• _Listed entries_:
=== Section Start ===
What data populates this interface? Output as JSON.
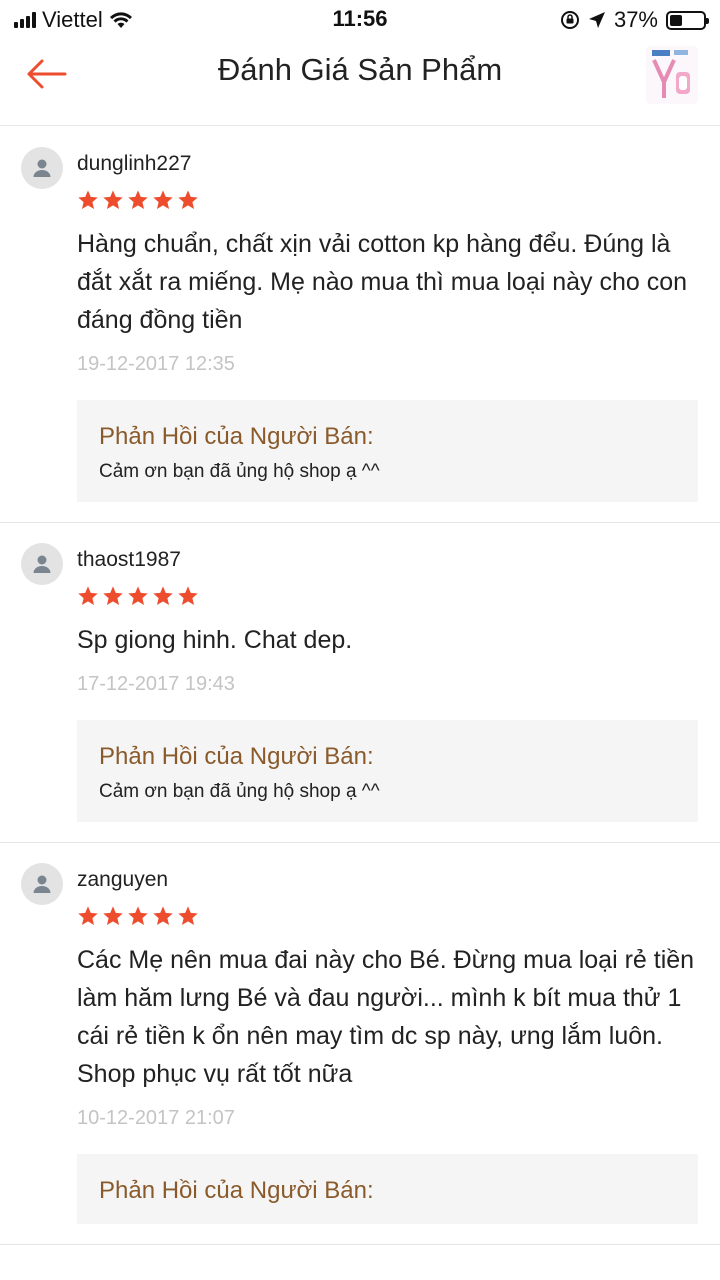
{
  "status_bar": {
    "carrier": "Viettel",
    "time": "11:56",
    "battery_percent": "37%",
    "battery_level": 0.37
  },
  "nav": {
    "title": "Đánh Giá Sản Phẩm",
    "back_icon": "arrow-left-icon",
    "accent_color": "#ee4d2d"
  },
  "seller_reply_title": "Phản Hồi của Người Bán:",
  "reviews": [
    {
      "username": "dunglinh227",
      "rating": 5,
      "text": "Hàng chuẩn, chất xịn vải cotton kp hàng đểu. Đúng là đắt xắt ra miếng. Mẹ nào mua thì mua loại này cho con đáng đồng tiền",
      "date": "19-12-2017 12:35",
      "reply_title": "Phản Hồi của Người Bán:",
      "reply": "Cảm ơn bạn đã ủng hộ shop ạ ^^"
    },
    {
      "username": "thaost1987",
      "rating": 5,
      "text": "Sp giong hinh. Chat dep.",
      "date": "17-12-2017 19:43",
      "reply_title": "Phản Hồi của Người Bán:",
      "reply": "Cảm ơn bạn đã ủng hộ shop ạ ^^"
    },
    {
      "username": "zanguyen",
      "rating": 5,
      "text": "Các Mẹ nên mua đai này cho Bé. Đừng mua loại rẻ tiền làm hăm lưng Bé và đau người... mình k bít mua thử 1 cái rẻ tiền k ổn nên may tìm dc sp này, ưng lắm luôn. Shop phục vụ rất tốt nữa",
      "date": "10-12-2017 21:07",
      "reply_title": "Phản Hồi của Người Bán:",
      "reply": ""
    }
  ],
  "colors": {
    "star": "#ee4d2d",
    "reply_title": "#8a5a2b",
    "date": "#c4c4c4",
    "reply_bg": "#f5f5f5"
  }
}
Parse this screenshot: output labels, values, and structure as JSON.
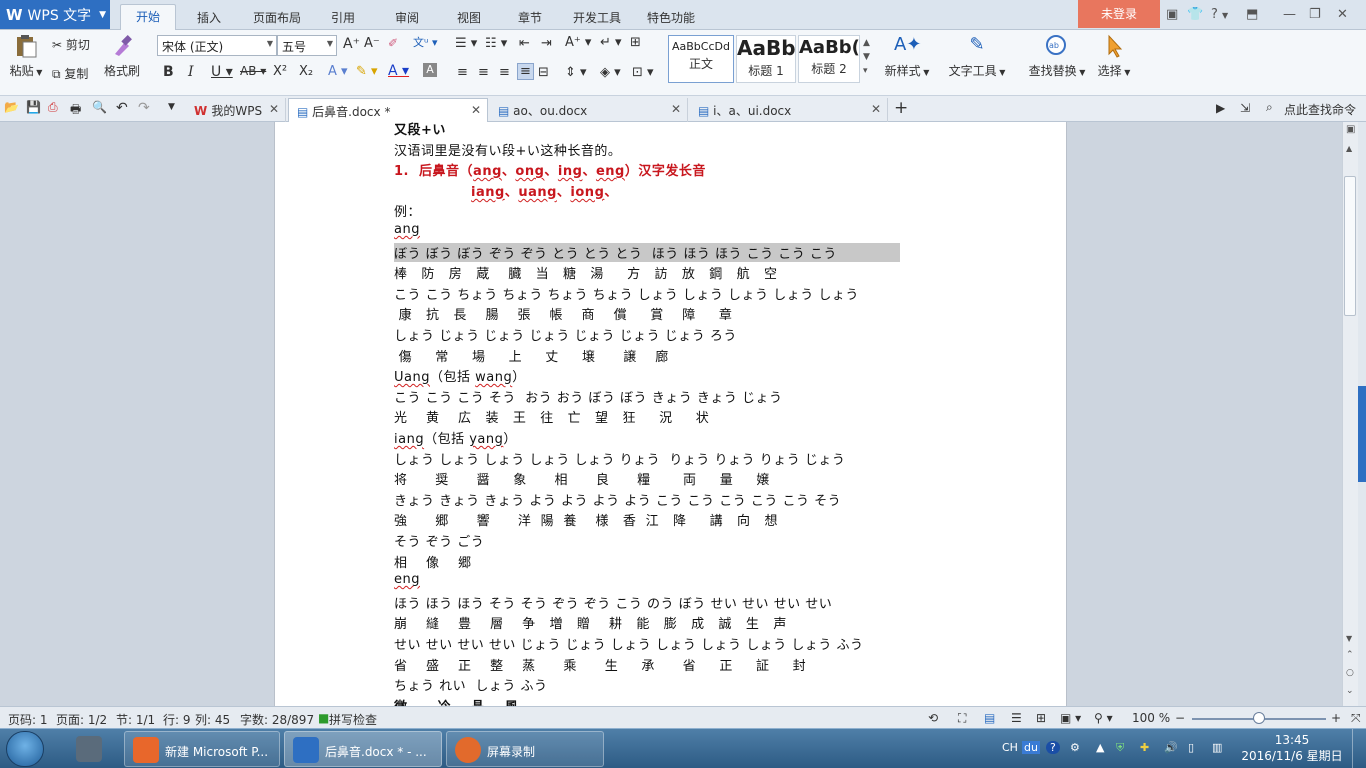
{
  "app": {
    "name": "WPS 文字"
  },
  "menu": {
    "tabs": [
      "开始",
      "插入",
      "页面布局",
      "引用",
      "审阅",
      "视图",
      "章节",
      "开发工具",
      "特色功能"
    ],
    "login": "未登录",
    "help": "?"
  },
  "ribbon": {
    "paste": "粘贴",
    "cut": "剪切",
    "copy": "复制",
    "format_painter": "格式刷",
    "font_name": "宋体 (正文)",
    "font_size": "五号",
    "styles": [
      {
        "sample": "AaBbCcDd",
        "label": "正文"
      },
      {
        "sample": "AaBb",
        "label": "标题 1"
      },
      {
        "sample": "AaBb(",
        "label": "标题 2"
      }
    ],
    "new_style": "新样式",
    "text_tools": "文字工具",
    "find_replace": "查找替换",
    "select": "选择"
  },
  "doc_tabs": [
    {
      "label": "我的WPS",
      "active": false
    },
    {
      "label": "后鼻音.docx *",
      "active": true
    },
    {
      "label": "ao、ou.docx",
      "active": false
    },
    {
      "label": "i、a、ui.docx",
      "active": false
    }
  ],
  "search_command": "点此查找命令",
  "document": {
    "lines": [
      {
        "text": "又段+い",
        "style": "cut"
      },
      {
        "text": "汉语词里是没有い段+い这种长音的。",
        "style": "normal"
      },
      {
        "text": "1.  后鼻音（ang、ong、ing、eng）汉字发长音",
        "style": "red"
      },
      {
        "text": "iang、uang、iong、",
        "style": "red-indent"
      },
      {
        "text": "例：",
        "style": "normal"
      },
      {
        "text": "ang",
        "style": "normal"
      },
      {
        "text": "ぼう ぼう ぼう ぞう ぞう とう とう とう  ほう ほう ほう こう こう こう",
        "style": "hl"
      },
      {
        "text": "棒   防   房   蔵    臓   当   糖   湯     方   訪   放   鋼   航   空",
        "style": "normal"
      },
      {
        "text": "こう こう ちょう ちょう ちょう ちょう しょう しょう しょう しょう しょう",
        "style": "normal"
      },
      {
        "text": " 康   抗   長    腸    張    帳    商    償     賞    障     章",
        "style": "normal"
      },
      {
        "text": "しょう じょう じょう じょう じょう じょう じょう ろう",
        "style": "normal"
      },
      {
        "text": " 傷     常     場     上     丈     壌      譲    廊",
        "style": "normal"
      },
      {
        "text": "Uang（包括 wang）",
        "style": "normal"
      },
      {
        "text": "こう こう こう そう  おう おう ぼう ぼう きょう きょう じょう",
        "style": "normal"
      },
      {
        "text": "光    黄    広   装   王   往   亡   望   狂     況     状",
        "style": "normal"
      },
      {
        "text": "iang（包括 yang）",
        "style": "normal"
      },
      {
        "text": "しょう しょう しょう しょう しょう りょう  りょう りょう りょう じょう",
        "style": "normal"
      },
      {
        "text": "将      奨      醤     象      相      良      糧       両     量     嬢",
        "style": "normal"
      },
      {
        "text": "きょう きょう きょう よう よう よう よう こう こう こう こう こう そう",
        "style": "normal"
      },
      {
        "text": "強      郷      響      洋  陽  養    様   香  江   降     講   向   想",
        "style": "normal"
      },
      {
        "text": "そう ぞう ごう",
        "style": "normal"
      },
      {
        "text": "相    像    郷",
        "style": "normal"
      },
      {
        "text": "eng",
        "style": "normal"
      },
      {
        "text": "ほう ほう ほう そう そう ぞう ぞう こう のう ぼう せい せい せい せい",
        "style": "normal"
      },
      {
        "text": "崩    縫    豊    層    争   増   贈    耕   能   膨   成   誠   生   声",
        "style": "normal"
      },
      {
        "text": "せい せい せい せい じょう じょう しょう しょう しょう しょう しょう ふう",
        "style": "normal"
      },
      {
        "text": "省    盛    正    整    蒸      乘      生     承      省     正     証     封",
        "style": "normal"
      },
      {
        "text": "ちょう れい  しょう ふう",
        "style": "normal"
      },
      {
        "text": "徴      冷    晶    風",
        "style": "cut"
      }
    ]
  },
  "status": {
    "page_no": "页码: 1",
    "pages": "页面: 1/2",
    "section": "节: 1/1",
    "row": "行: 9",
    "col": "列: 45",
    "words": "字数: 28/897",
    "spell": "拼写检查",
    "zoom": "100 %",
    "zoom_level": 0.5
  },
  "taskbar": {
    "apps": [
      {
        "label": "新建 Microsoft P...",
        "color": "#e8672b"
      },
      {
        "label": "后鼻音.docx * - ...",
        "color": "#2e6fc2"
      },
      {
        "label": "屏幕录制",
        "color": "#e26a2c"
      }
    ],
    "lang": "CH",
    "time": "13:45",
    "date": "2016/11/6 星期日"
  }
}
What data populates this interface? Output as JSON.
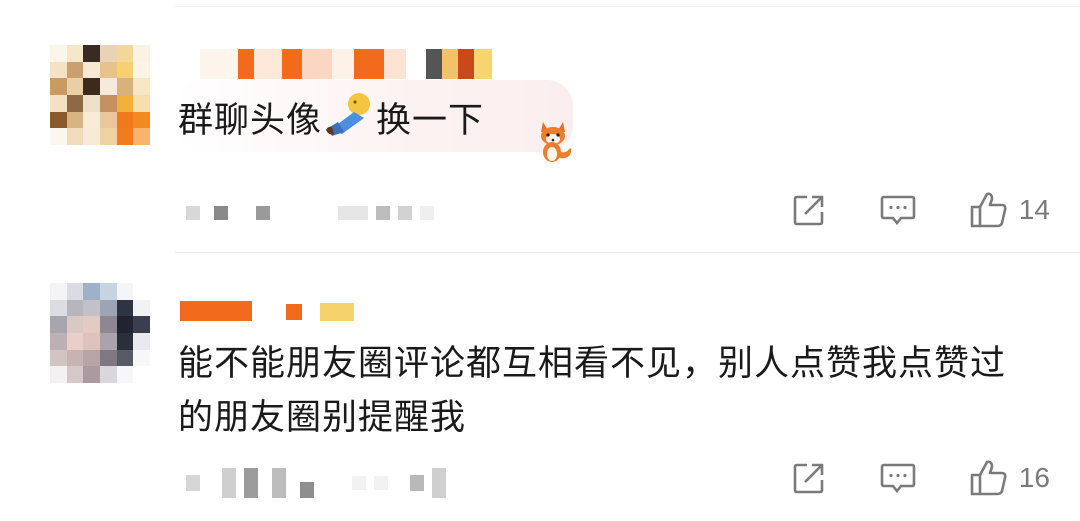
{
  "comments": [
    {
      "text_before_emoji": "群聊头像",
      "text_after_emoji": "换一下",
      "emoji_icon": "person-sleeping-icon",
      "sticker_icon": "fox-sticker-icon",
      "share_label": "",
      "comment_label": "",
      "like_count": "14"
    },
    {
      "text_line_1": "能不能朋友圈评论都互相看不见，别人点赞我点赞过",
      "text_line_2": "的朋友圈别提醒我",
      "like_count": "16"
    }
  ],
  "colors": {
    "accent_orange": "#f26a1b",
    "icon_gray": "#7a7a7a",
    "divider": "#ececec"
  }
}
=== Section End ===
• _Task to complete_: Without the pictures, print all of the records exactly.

• _Output of the task_:
What data populates this interface? Output as JSON.
{
  "status_bar": {
    "carrier": "Viettel",
    "time": "11:56",
    "battery_percent": "37%",
    "battery_level": 0.37
  },
  "nav": {
    "title": "Đánh Giá Sản Phẩm",
    "back_icon": "arrow-left-icon",
    "accent_color": "#ee4d2d"
  },
  "seller_reply_title": "Phản Hồi của Người Bán:",
  "reviews": [
    {
      "username": "dunglinh227",
      "rating": 5,
      "text": "Hàng chuẩn, chất xịn vải cotton kp hàng đểu. Đúng là đắt xắt ra miếng. Mẹ nào mua thì mua loại này cho con đáng đồng tiền",
      "date": "19-12-2017 12:35",
      "reply_title": "Phản Hồi của Người Bán:",
      "reply": "Cảm ơn bạn đã ủng hộ shop ạ ^^"
    },
    {
      "username": "thaost1987",
      "rating": 5,
      "text": "Sp giong hinh. Chat dep.",
      "date": "17-12-2017 19:43",
      "reply_title": "Phản Hồi của Người Bán:",
      "reply": "Cảm ơn bạn đã ủng hộ shop ạ ^^"
    },
    {
      "username": "zanguyen",
      "rating": 5,
      "text": "Các Mẹ nên mua đai này cho Bé. Đừng mua loại rẻ tiền làm hăm lưng Bé và đau người... mình k bít mua thử 1 cái rẻ tiền k ổn nên may tìm dc sp này, ưng lắm luôn. Shop phục vụ rất tốt nữa",
      "date": "10-12-2017 21:07",
      "reply_title": "Phản Hồi của Người Bán:",
      "reply": ""
    }
  ],
  "colors": {
    "star": "#ee4d2d",
    "reply_title": "#8a5a2b",
    "date": "#c4c4c4",
    "reply_bg": "#f5f5f5"
  }
}
Parse this screenshot: output labels, values, and structure as JSON.
{
  "app": {
    "name": "WPS 文字"
  },
  "menu": {
    "tabs": [
      "开始",
      "插入",
      "页面布局",
      "引用",
      "审阅",
      "视图",
      "章节",
      "开发工具",
      "特色功能"
    ],
    "login": "未登录",
    "help": "?"
  },
  "ribbon": {
    "paste": "粘贴",
    "cut": "剪切",
    "copy": "复制",
    "format_painter": "格式刷",
    "font_name": "宋体 (正文)",
    "font_size": "五号",
    "styles": [
      {
        "sample": "AaBbCcDd",
        "label": "正文"
      },
      {
        "sample": "AaBb",
        "label": "标题 1"
      },
      {
        "sample": "AaBb(",
        "label": "标题 2"
      }
    ],
    "new_style": "新样式",
    "text_tools": "文字工具",
    "find_replace": "查找替换",
    "select": "选择"
  },
  "doc_tabs": [
    {
      "label": "我的WPS",
      "active": false
    },
    {
      "label": "后鼻音.docx *",
      "active": true
    },
    {
      "label": "ao、ou.docx",
      "active": false
    },
    {
      "label": "i、a、ui.docx",
      "active": false
    }
  ],
  "search_command": "点此查找命令",
  "document": {
    "lines": [
      {
        "text": "又段+い",
        "style": "cut"
      },
      {
        "text": "汉语词里是没有い段+い这种长音的。",
        "style": "normal"
      },
      {
        "text": "1.  后鼻音（ang、ong、ing、eng）汉字发长音",
        "style": "red"
      },
      {
        "text": "iang、uang、iong、",
        "style": "red-indent"
      },
      {
        "text": "例：",
        "style": "normal"
      },
      {
        "text": "ang",
        "style": "normal"
      },
      {
        "text": "ぼう ぼう ぼう ぞう ぞう とう とう とう  ほう ほう ほう こう こう こう",
        "style": "hl"
      },
      {
        "text": "棒   防   房   蔵    臓   当   糖   湯     方   訪   放   鋼   航   空",
        "style": "normal"
      },
      {
        "text": "こう こう ちょう ちょう ちょう ちょう しょう しょう しょう しょう しょう",
        "style": "normal"
      },
      {
        "text": " 康   抗   長    腸    張    帳    商    償     賞    障     章",
        "style": "normal"
      },
      {
        "text": "しょう じょう じょう じょう じょう じょう じょう ろう",
        "style": "normal"
      },
      {
        "text": " 傷     常     場     上     丈     壌      譲    廊",
        "style": "normal"
      },
      {
        "text": "Uang（包括 wang）",
        "style": "normal"
      },
      {
        "text": "こう こう こう そう  おう おう ぼう ぼう きょう きょう じょう",
        "style": "normal"
      },
      {
        "text": "光    黄    広   装   王   往   亡   望   狂     況     状",
        "style": "normal"
      },
      {
        "text": "iang（包括 yang）",
        "style": "normal"
      },
      {
        "text": "しょう しょう しょう しょう しょう りょう  りょう りょう りょう じょう",
        "style": "normal"
      },
      {
        "text": "将      奨      醤     象      相      良      糧       両     量     嬢",
        "style": "normal"
      },
      {
        "text": "きょう きょう きょう よう よう よう よう こう こう こう こう こう そう",
        "style": "normal"
      },
      {
        "text": "強      郷      響      洋  陽  養    様   香  江   降     講   向   想",
        "style": "normal"
      },
      {
        "text": "そう ぞう ごう",
        "style": "normal"
      },
      {
        "text": "相    像    郷",
        "style": "normal"
      },
      {
        "text": "eng",
        "style": "normal"
      },
      {
        "text": "ほう ほう ほう そう そう ぞう ぞう こう のう ぼう せい せい せい せい",
        "style": "normal"
      },
      {
        "text": "崩    縫    豊    層    争   増   贈    耕   能   膨   成   誠   生   声",
        "style": "normal"
      },
      {
        "text": "せい せい せい せい じょう じょう しょう しょう しょう しょう しょう ふう",
        "style": "normal"
      },
      {
        "text": "省    盛    正    整    蒸      乘      生     承      省     正     証     封",
        "style": "normal"
      },
      {
        "text": "ちょう れい  しょう ふう",
        "style": "normal"
      },
      {
        "text": "徴      冷    晶    風",
        "style": "cut"
      }
    ]
  },
  "status": {
    "page_no": "页码: 1",
    "pages": "页面: 1/2",
    "section": "节: 1/1",
    "row": "行: 9",
    "col": "列: 45",
    "words": "字数: 28/897",
    "spell": "拼写检查",
    "zoom": "100 %",
    "zoom_level": 0.5
  },
  "taskbar": {
    "apps": [
      {
        "label": "新建 Microsoft P...",
        "color": "#e8672b"
      },
      {
        "label": "后鼻音.docx * - ...",
        "color": "#2e6fc2"
      },
      {
        "label": "屏幕录制",
        "color": "#e26a2c"
      }
    ],
    "lang": "CH",
    "time": "13:45",
    "date": "2016/11/6 星期日"
  }
}
What data populates this interface? Output as JSON.
{
  "comments": [
    {
      "text_before_emoji": "群聊头像",
      "text_after_emoji": "换一下",
      "emoji_icon": "person-sleeping-icon",
      "sticker_icon": "fox-sticker-icon",
      "share_label": "",
      "comment_label": "",
      "like_count": "14"
    },
    {
      "text_line_1": "能不能朋友圈评论都互相看不见，别人点赞我点赞过",
      "text_line_2": "的朋友圈别提醒我",
      "like_count": "16"
    }
  ],
  "colors": {
    "accent_orange": "#f26a1b",
    "icon_gray": "#7a7a7a",
    "divider": "#ececec"
  }
}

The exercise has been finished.